In mitigation, Coulson’s lawyer Timothy Langdale QC said at the time, no one in the newspaper industry realised phone hacking was illegal and the company lawyers did not even tell him.

Earlier this week, Thurlbeck’s lawyer said Coulson had not been truthful in his evidence and he never ordered his client to stop phone hacking when he told him about David Blunkett’s voicemail to Kimberly Quinn in 2004.

Hugh Davies QC said: “No such disapproval of the practice was given by Mr Coulson. There was no direction to stop.”

Weatherup’s lawyer said phone hacking was “endemic” at the NotW and ultimate responsibility lay at more “senior editorial levels”.

Charles Bott QC said: “We have gone from rogue reporter to rogue reporter-plus – but neither of those reflect the truth. Phone hacking was condoned and encouraged by senior managers at the NotW for the simple reason it was an expedient and cost-effective way to obtain information.”

Miskiw’s lawyer Trevor Burke QC asked the judge to take account of his early guilty plea and the fact he had expressed “genuine remorse”.

Gavin Millar QC, for Mulcaire, said his client had already been jailed for phone hacking in 2007 and questioned whether he should be punished again.

Since he served his time, the married 43-year-old from Sutton in south London had not only faced bankruptcy but also become the “personification” of the NotW scandal in the media, he said.

Coulson’s co-defendants Rebekah Brooks and managing editor Stuart Kuttner denied any wrongdoing and were cleared of all charges last week.

The prosecution had applied for £750,000 costs to be paid following the 139-day trial.
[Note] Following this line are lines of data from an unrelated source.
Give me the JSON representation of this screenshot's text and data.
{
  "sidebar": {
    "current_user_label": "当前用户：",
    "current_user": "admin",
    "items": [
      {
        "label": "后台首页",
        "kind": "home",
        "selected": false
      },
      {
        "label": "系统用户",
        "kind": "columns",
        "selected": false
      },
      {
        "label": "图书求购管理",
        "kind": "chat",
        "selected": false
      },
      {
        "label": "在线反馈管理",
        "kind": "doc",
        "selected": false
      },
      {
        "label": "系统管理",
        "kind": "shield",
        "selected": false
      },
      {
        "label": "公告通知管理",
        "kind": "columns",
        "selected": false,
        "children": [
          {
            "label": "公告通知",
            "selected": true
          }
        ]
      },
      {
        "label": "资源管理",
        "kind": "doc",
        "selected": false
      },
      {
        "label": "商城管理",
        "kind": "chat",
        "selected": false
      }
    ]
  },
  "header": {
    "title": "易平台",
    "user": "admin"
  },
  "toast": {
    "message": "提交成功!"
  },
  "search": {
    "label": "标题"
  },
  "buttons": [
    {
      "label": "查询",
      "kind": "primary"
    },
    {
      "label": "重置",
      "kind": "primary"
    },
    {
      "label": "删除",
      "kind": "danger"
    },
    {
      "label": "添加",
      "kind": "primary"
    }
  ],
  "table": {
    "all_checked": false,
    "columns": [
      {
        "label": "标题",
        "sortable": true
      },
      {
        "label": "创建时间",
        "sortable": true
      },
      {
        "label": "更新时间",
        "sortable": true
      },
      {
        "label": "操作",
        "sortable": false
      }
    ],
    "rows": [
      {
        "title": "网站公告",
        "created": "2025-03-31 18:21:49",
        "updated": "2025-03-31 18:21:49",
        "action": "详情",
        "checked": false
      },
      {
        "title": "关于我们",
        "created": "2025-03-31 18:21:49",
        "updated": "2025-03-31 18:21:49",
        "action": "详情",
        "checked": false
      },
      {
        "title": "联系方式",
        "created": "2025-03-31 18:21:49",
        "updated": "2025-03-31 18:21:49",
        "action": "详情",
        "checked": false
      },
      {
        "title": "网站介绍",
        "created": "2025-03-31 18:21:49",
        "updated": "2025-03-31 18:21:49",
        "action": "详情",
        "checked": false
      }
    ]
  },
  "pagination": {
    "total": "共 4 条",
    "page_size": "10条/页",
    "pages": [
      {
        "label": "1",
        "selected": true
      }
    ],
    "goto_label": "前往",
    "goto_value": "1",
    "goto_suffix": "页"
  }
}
The maximum sentence for phone hacking is two years in prison.

Mark Leech, the editor of Converse the national newspaper for prisons in England and Wales said Coulson will be out in the New Year.
“Andy Coulson was sentenced to 18 months of which he will serve half and, additionally, he is eligible for release three months earlier than that on Home Detention Curfew – so he’ll be released in six months or around 4th January.”